Japan slams award of Jakarta railway project 'to China'

TOKYO • Japan yesterday said its bid to build a major railway in Indonesia had been rejected, with China instead to be awarded the project - slamming the decision as "extremely regrettable".

China and Japan had for months been vying to build a new railway in Indonesia, as Asia's two biggest economies increasingly battle for influence across the region.

Indonesia had originally invited bids for its first high-speed railway between the capital Jakarta and the mountain-fringed city of Bandung, but unexpectedly changed plans this month and opted instead for a cheaper and slower option on the same route. China and Japan submitted new proposals.

Japan's top government spokesman Yoshihide Suga said an Indonesian government envoy had informed him yesterday that Tokyo's bid had been rejected.

"Japan offered the best possible proposal," he told reporters. "The envoy came here to explain that the Indonesian government has welcomed the Chinese proposal.

"I can't understand that at all. I frankly told the envoy that it was extremely regrettable."

He said China's new proposal did not involve the Indonesian government taking on any financial burden, or guaranteeing the project, adding: "It is an unthinkable proposal for our country."

The Indonesian government did not immediately confirm the decision.
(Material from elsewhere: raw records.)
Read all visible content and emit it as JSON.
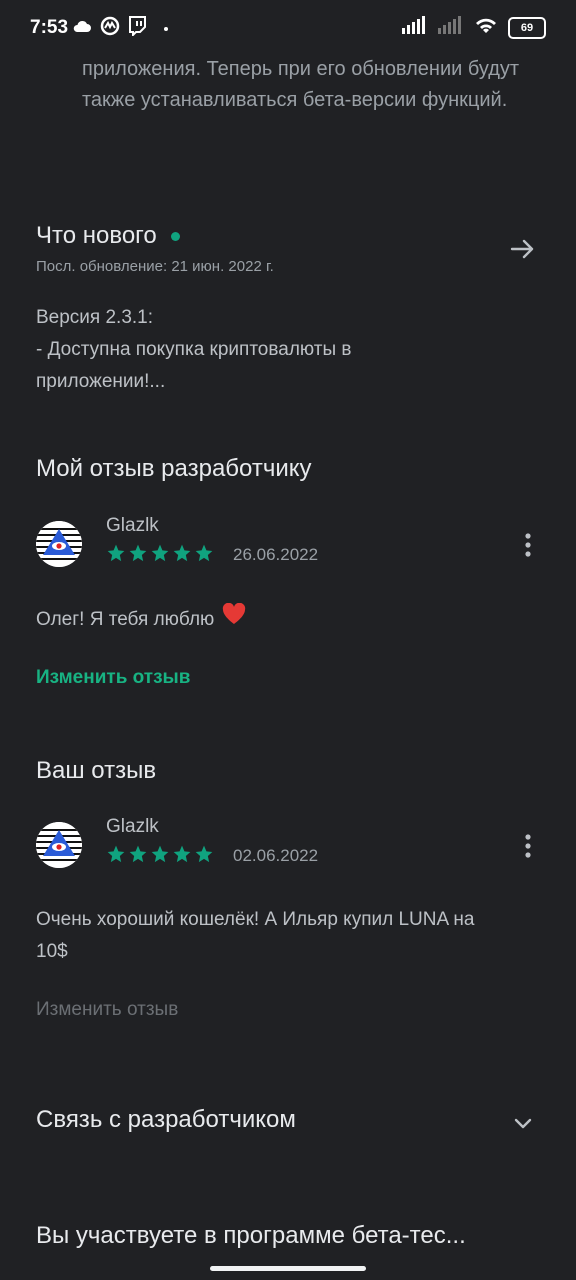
{
  "status_bar": {
    "time": "7:53",
    "battery": "69"
  },
  "beta_info": {
    "text": "приложения. Теперь при его обновлении будут также устанавливаться бета-версии функций."
  },
  "whats_new": {
    "title": "Что нового",
    "updated": "Посл. обновление: 21 июн. 2022 г.",
    "notes": [
      "Версия 2.3.1:",
      "- Доступна покупка криптовалюты в",
      "приложении!..."
    ]
  },
  "dev_review": {
    "title": "Мой отзыв разработчику",
    "reviewer": "Glazlk",
    "date": "26.06.2022",
    "rating": 5,
    "text": "Олег! Я тебя люблю",
    "edit_label": "Изменить отзыв"
  },
  "your_review": {
    "title": "Ваш отзыв",
    "reviewer": "Glazlk",
    "date": "02.06.2022",
    "rating": 5,
    "text_line1": "Очень хороший кошелёк! А Ильяр купил LUNA на",
    "text_line2": "10$",
    "edit_label": "Изменить отзыв"
  },
  "contact": {
    "title": "Связь с разработчиком"
  },
  "beta_program": {
    "title": "Вы участвуете в программе бета-тес..."
  },
  "colors": {
    "background": "#202124",
    "accent": "#18b383",
    "star": "#10a37f"
  }
}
However, State-Owned Enterprises Minister Rini Soemarno suggested the Japanese bid had lost.

"The government stressed that (the project) should not have government funding nor a guarantee - Japan's proposal asked for a government guarantee," she said.

The rail project is a key part of President Joko Widodo's drive to build more infrastructure. He pledged upon taking office last October to overhaul Indonesia's ageing roads, railways and ports but has struggled to get his agenda moving.

AGENCE FRANCE-PRESSE

A version of this article appeared in the print edition of The Straits Times on September 30, 2015, with the headline 'Japan slams award of Jakarta railway project 'to China''. Print Edition | Subscribe